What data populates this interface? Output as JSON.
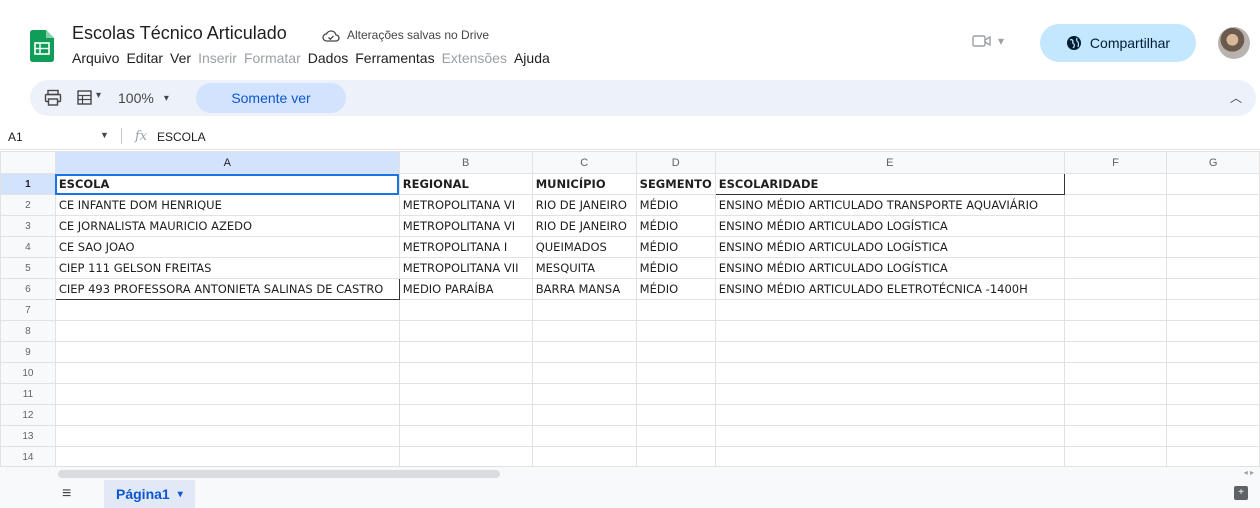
{
  "header": {
    "title": "Escolas Técnico Articulado",
    "save_status": "Alterações salvas no Drive",
    "menu": [
      {
        "label": "Arquivo",
        "disabled": false
      },
      {
        "label": "Editar",
        "disabled": false
      },
      {
        "label": "Ver",
        "disabled": false
      },
      {
        "label": "Inserir",
        "disabled": true
      },
      {
        "label": "Formatar",
        "disabled": true
      },
      {
        "label": "Dados",
        "disabled": false
      },
      {
        "label": "Ferramentas",
        "disabled": false
      },
      {
        "label": "Extensões",
        "disabled": true
      },
      {
        "label": "Ajuda",
        "disabled": false
      }
    ],
    "share_label": "Compartilhar"
  },
  "toolbar": {
    "zoom": "100%",
    "mode_label": "Somente ver"
  },
  "formula_bar": {
    "cell_ref": "A1",
    "fx_label": "fx",
    "content": "ESCOLA"
  },
  "grid": {
    "columns": [
      "A",
      "B",
      "C",
      "D",
      "E",
      "F",
      "G"
    ],
    "selected_column": "A",
    "row_numbers": [
      "1",
      "2",
      "3",
      "4",
      "5",
      "6",
      "7",
      "8",
      "9",
      "10",
      "11",
      "12",
      "13",
      "14"
    ],
    "rows": [
      [
        "ESCOLA",
        "REGIONAL",
        "MUNICÍPIO",
        "SEGMENTO",
        "ESCOLARIDADE",
        "",
        ""
      ],
      [
        "CE INFANTE DOM HENRIQUE",
        "METROPOLITANA VI",
        "RIO DE JANEIRO",
        "MÉDIO",
        "ENSINO MÉDIO ARTICULADO TRANSPORTE AQUAVIÁRIO",
        "",
        ""
      ],
      [
        "CE JORNALISTA MAURICIO AZEDO",
        "METROPOLITANA VI",
        "RIO DE JANEIRO",
        "MÉDIO",
        "ENSINO MÉDIO ARTICULADO LOGÍSTICA",
        "",
        ""
      ],
      [
        "CE SAO JOAO",
        "METROPOLITANA I",
        "QUEIMADOS",
        "MÉDIO",
        "ENSINO MÉDIO ARTICULADO LOGÍSTICA",
        "",
        ""
      ],
      [
        "CIEP 111 GELSON FREITAS",
        "METROPOLITANA VII",
        "MESQUITA",
        "MÉDIO",
        "ENSINO MÉDIO ARTICULADO LOGÍSTICA",
        "",
        ""
      ],
      [
        "CIEP 493 PROFESSORA ANTONIETA SALINAS DE CASTRO",
        "MEDIO PARAÍBA",
        "BARRA MANSA",
        "MÉDIO",
        "ENSINO MÉDIO ARTICULADO ELETROTÉCNICA -1400H",
        "",
        ""
      ]
    ]
  },
  "sheets": [
    {
      "label": "Página1",
      "active": true
    }
  ],
  "icons": {
    "logo": "google-sheets-icon",
    "cloud": "cloud-done-icon",
    "meet": "video-camera-icon",
    "share": "globe-icon",
    "print": "print-icon",
    "format": "paint-format-icon",
    "collapse": "chevron-up-icon",
    "all_sheets": "menu-icon",
    "explore": "explore-icon"
  },
  "colors": {
    "share_bg": "#c2e7ff",
    "toolbar_bg": "#edf2fa",
    "selection": "#1a73e8",
    "logo_green": "#0f9d58"
  }
}
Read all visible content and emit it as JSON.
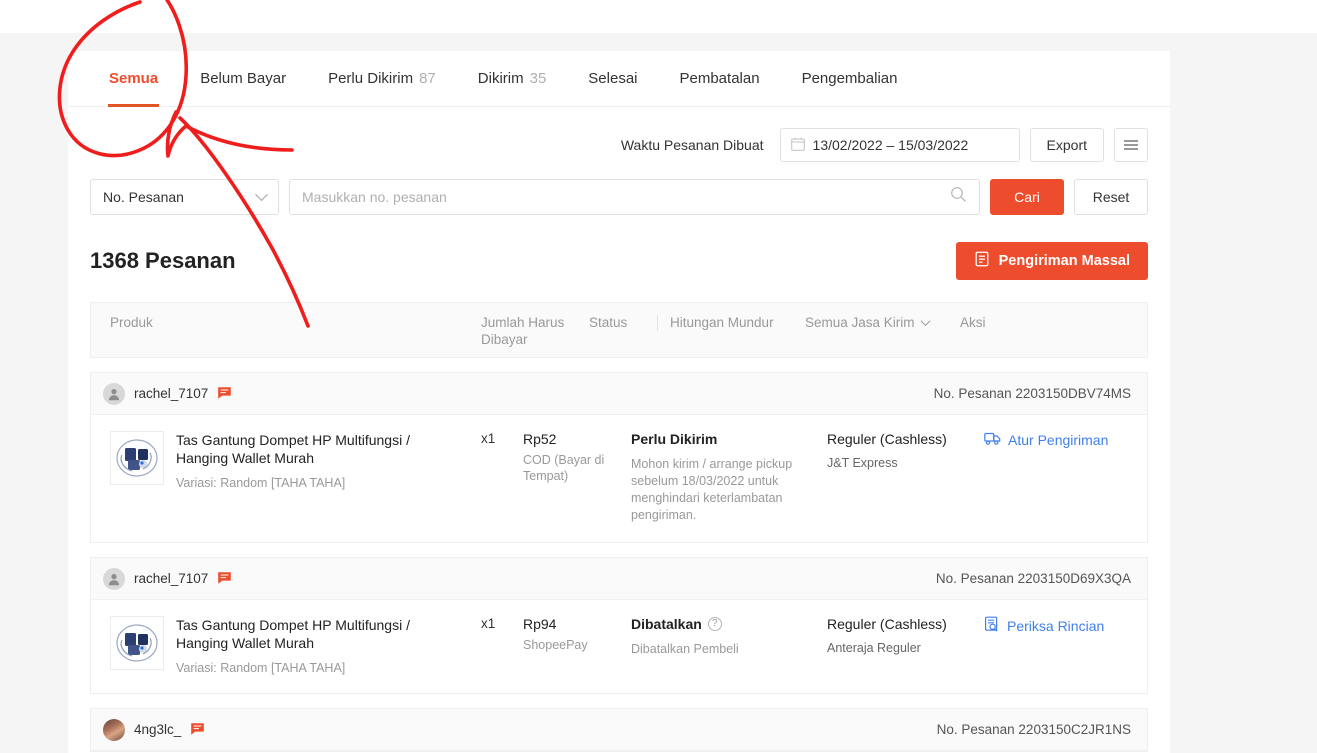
{
  "colors": {
    "accent": "#ee4d2d",
    "tab_underline": "#e25527",
    "link": "#4080ee",
    "annotation": "#f01d1d",
    "page_bg": "#f5f5f5",
    "card_bg": "#ffffff",
    "header_bg": "#fafafa"
  },
  "tabs": [
    {
      "label": "Semua",
      "count": "",
      "active": true
    },
    {
      "label": "Belum Bayar",
      "count": "",
      "active": false
    },
    {
      "label": "Perlu Dikirim",
      "count": "87",
      "active": false
    },
    {
      "label": "Dikirim",
      "count": "35",
      "active": false
    },
    {
      "label": "Selesai",
      "count": "",
      "active": false
    },
    {
      "label": "Pembatalan",
      "count": "",
      "active": false
    },
    {
      "label": "Pengembalian",
      "count": "",
      "active": false
    }
  ],
  "filters": {
    "date_label": "Waktu Pesanan Dibuat",
    "date_value": "13/02/2022 – 15/03/2022",
    "calendar_icon": "calendar-icon",
    "export_label": "Export",
    "more_icon": "hamburger-menu-icon",
    "select_value": "No. Pesanan",
    "select_chevron": "chevron-down-icon",
    "search_placeholder": "Masukkan no. pesanan",
    "search_value": "",
    "search_icon": "search-icon",
    "search_button": "Cari",
    "reset_button": "Reset"
  },
  "summary": {
    "count_title": "1368 Pesanan",
    "bulk_button": "Pengiriman Massal",
    "bulk_icon": "printer-icon"
  },
  "table_headers": {
    "produk": "Produk",
    "jumlah": "Jumlah Harus Dibayar",
    "status": "Status",
    "mundur": "Hitungan Mundur",
    "jasa_kirim": "Semua Jasa Kirim",
    "jasa_chevron": "chevron-down-icon",
    "aksi": "Aksi"
  },
  "orders": [
    {
      "username": "rachel_7107",
      "avatar_type": "silhouette",
      "chat_icon": "chat-bubble-icon",
      "order_no_label": "No. Pesanan",
      "order_no": "2203150DBV74MS",
      "product_title": "Tas Gantung Dompet HP Multifungsi / Hanging Wallet Murah",
      "product_variation": "Variasi: Random [TAHA TAHA]",
      "product_image": "product-thumbnail-blue-bag",
      "qty": "x1",
      "amount": "Rp52",
      "payment_method": "COD (Bayar di Tempat)",
      "status": "Perlu Dikirim",
      "status_help": false,
      "status_note": "Mohon kirim / arrange pickup sebelum 18/03/2022 untuk menghindari keterlambatan pengiriman.",
      "shipping_type": "Reguler (Cashless)",
      "courier": "J&T Express",
      "action_label": "Atur Pengiriman",
      "action_icon": "truck-icon"
    },
    {
      "username": "rachel_7107",
      "avatar_type": "silhouette",
      "chat_icon": "chat-bubble-icon",
      "order_no_label": "No. Pesanan",
      "order_no": "2203150D69X3QA",
      "product_title": "Tas Gantung Dompet HP Multifungsi / Hanging Wallet Murah",
      "product_variation": "Variasi: Random [TAHA TAHA]",
      "product_image": "product-thumbnail-blue-bag",
      "qty": "x1",
      "amount": "Rp94",
      "payment_method": "ShopeePay",
      "status": "Dibatalkan",
      "status_help": true,
      "status_note": "Dibatalkan Pembeli",
      "shipping_type": "Reguler (Cashless)",
      "courier": "Anteraja Reguler",
      "action_label": "Periksa Rincian",
      "action_icon": "document-search-icon"
    },
    {
      "username": "4ng3lc_",
      "avatar_type": "photo",
      "chat_icon": "chat-bubble-icon",
      "order_no_label": "No. Pesanan",
      "order_no": "2203150C2JR1NS",
      "product_title": "",
      "product_variation": "",
      "product_image": "",
      "qty": "",
      "amount": "",
      "payment_method": "",
      "status": "",
      "status_help": false,
      "status_note": "",
      "shipping_type": "",
      "courier": "",
      "action_label": "",
      "action_icon": ""
    }
  ],
  "annotation": {
    "name": "red-handdrawn-marks",
    "shapes": "ellipse-around-semua-tab, arrow-pointing-to-tab"
  }
}
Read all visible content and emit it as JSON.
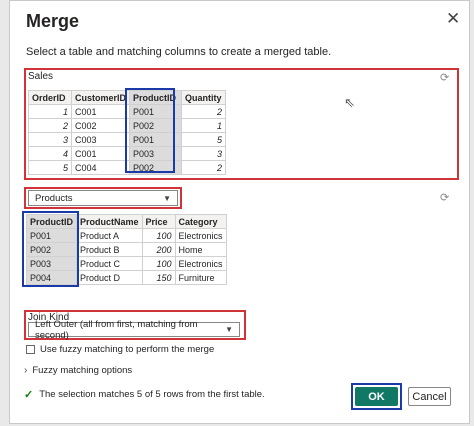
{
  "dialog": {
    "title": "Merge",
    "subtitle": "Select a table and matching columns to create a merged table."
  },
  "first_table": {
    "label": "Sales",
    "columns": [
      "OrderID",
      "CustomerID",
      "ProductID",
      "Quantity"
    ],
    "rows": [
      [
        "1",
        "C001",
        "P001",
        "2"
      ],
      [
        "2",
        "C002",
        "P002",
        "1"
      ],
      [
        "3",
        "C003",
        "P001",
        "5"
      ],
      [
        "4",
        "C001",
        "P003",
        "3"
      ],
      [
        "5",
        "C004",
        "P002",
        "2"
      ]
    ]
  },
  "second_table": {
    "selected": "Products",
    "columns": [
      "ProductID",
      "ProductName",
      "Price",
      "Category"
    ],
    "rows": [
      [
        "P001",
        "Product A",
        "100",
        "Electronics"
      ],
      [
        "P002",
        "Product B",
        "200",
        "Home"
      ],
      [
        "P003",
        "Product C",
        "100",
        "Electronics"
      ],
      [
        "P004",
        "Product D",
        "150",
        "Furniture"
      ]
    ]
  },
  "join": {
    "label": "Join Kind",
    "selected": "Left Outer (all from first, matching from second)"
  },
  "fuzzy": {
    "checkbox_label": "Use fuzzy matching to perform the merge",
    "options_label": "Fuzzy matching options"
  },
  "status": {
    "message": "The selection matches 5 of 5 rows from the first table."
  },
  "buttons": {
    "ok": "OK",
    "cancel": "Cancel"
  },
  "colors": {
    "highlight_red": "#d13438",
    "highlight_blue": "#1a3aa8",
    "ok_button": "#117865",
    "check": "#107c10"
  },
  "icons": [
    "close-icon",
    "refresh-icon",
    "chevron-down-icon",
    "chevron-right-icon",
    "checkmark-icon",
    "cursor-icon"
  ]
}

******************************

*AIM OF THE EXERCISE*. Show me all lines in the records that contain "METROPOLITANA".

*SOLVED EXERCISE*.
        "METROPOLITANA VI",
        "METROPOLITANA VI",
        "METROPOLITANA I",
        "METROPOLITANA VII",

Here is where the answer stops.